Broadcast by Liam Brown
4 star read
Why I read: Science fiction, dystopia, big brother, blogger. A book relevant to our future with social media.
Book blurb: “The idea behind MindCast is simple. We insert a small chip into your skull and then every thought, every feeling, every memory is streamed live, twenty-four hours a day. Trust me – within a few months you’ll be the most talked about person on the planet.
When David Callow is offered the lead role in a revolutionary new online show, he snatches at the opportunity.
Rapidly becoming a viral sensation, David is propelled to stratospheric levels of celebrity. However, he soon realises the downside of sharing every secret with the world.
A prisoner to both his fame and his own thoughts, David seeks to have the chip removed, only to discover the chilling secret lurking at the heart of MindCast, and the terrifying ambition the show’s creator has for him.”

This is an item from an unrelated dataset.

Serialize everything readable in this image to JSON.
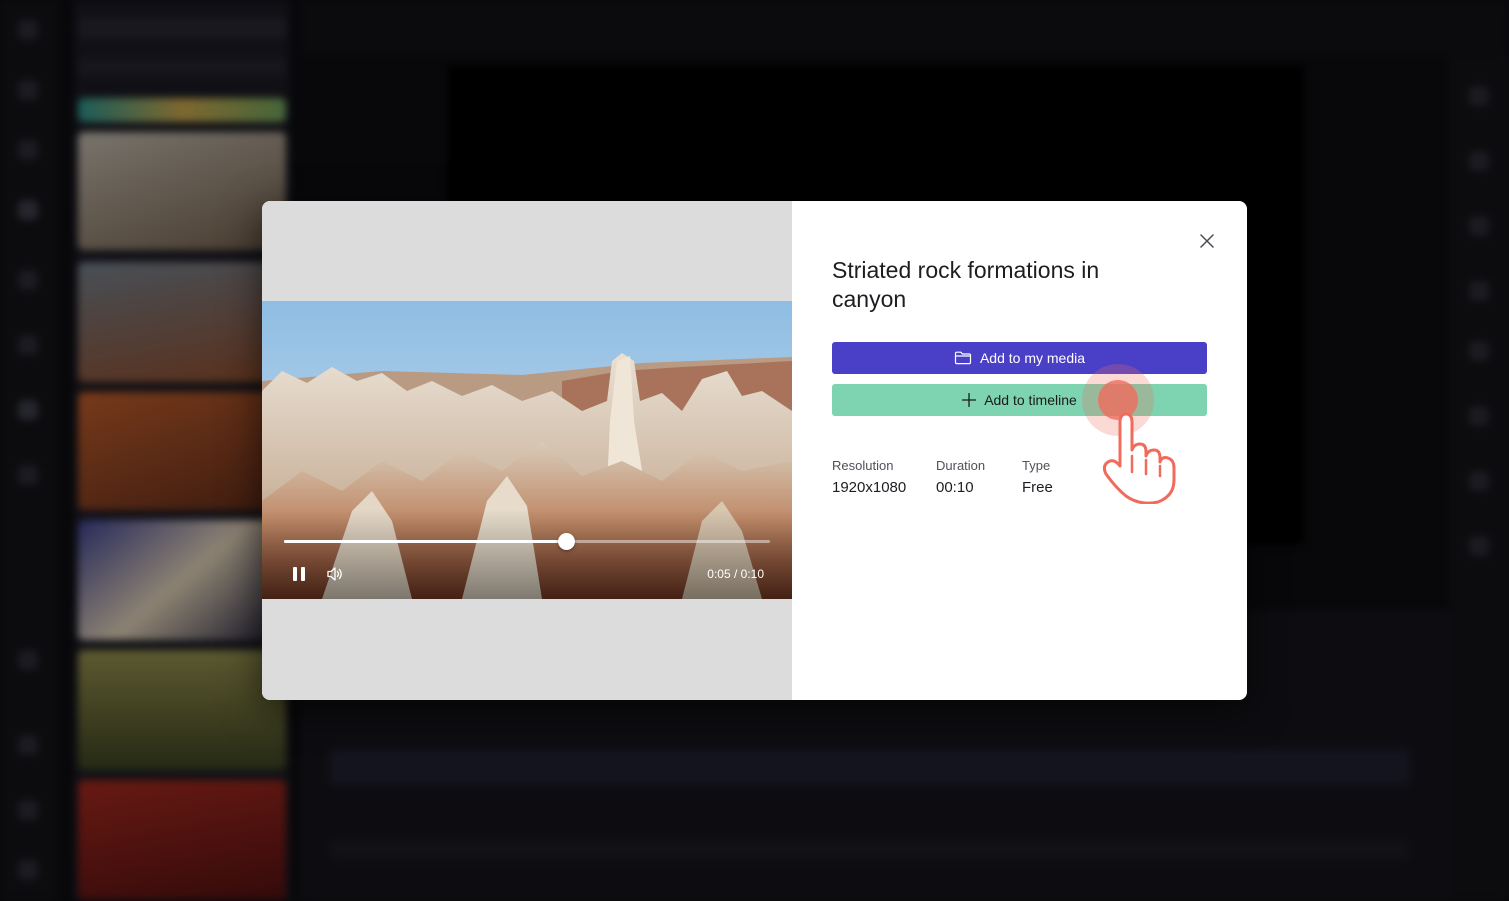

A fast paced and thought provoking book, Broadcast explores what would happen if our every thought was transmitted to millions of viewers. David Callow is an egotistical vlogger who takes the chance to expand his fame by appearing in a new online show MindCast. We follow as he has a microchip inserted into his brain which transmits his thoughts, feelings and memories online 24/7 to MindCast’s viewers in a big brother style documentary. As the show goes on David’s wishes to become a major celebrity are fulfilled but he also discovers the dangers and darkside of Mindcast and the shows producers terrifying vision.
Broadcast delves into what it means to be a celebrity. The instant fame of our generation. It holds a mirror to lives in the public eye through facebook, twitter and online media where what we see is an edited online persona of an ideal life not a true reflection of reality. It conveys a “Black Mirror” style social satire on the potential for abuse and evil within social medias future. Freedom of speech, subliminal advertising, online privacy, social responsibility and other moral dilemmas are thrown into the mix, as the plot speeds along adding interesting narration on today’s society. At under 300 pages its a relatively short book which delivers a dark, unsettling vision of the future. Despite having a base in technology there is very little tech talk which adds to the easy read though it might disappoint people who prefer more hard sci-fi. The ending leaves many loose ends hanging which fit well with the style of the novel, echoing real life. Paranoia seeps out of the pages as you realise how plausible the story is with our increasingly digitalised world. Although I did not completely agree with all the commentary the author paints a horrifying vision of an online future.
I found the main character David to be an air-headed celebrity obsessed with getting more followers. It was hard to like him at all with his self-involved and obnoxious character that only seemed to care about fame. However this didn’t distract from the book. It was interesting to see how he reacted to each situation he got into and he does get less selfish towards the end. Even though I did not sympathise with him, the fast pace of the book kept me hooked. There are many plot twists as the book hurtles along through this near future setting. I wanted to see what would happen next as the author explored the pros and cons of Mindcast and fame through David’s eyes.
Overall a thrilling, fast paced, sinister sci-fi which was an quick enjoyable read.
I’d recommend to anyone who likes: Science fiction, fast paced reads, blogging, big-brother dystopia, near-future society.
I received a free advanced reader copy via Netgallery in return for an honest review.